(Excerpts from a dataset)
* * *

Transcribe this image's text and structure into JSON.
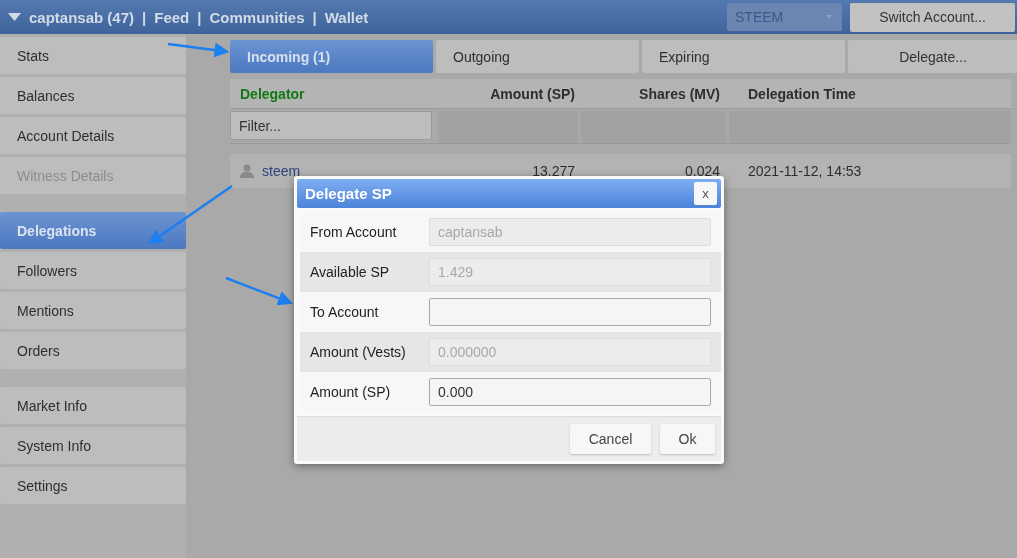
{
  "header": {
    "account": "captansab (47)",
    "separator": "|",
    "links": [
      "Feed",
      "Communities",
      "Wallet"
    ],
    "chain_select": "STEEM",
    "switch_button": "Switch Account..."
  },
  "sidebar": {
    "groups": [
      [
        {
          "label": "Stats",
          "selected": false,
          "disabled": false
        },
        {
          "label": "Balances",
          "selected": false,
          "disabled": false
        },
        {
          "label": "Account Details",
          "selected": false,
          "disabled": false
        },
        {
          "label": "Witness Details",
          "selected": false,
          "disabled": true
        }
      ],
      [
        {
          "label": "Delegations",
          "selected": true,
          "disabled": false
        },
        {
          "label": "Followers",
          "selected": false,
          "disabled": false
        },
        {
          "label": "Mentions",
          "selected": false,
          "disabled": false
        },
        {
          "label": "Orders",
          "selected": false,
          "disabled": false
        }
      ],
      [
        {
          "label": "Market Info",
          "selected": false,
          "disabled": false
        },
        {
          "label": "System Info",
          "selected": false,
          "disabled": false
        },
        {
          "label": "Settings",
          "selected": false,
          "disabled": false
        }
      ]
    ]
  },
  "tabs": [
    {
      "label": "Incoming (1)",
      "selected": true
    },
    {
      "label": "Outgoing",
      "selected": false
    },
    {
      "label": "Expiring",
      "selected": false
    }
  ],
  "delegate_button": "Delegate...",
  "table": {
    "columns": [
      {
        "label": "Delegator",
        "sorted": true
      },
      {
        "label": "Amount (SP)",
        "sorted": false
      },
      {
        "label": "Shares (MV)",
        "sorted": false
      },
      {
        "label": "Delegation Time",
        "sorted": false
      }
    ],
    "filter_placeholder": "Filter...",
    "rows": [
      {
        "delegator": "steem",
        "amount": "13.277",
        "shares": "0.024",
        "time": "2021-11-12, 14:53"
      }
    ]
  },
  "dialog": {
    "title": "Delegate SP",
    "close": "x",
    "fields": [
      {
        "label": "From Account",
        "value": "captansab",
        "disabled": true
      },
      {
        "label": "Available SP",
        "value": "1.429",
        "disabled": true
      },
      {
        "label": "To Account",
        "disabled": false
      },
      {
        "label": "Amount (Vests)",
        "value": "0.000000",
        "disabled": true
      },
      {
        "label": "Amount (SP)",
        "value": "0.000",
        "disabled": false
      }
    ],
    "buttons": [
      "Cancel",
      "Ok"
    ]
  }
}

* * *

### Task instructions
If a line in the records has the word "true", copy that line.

### Output of the exercise
          "disabled": true
          "selected": true,
      "selected": true
        "sorted": true
        "disabled": true
        "disabled": true
        "disabled": true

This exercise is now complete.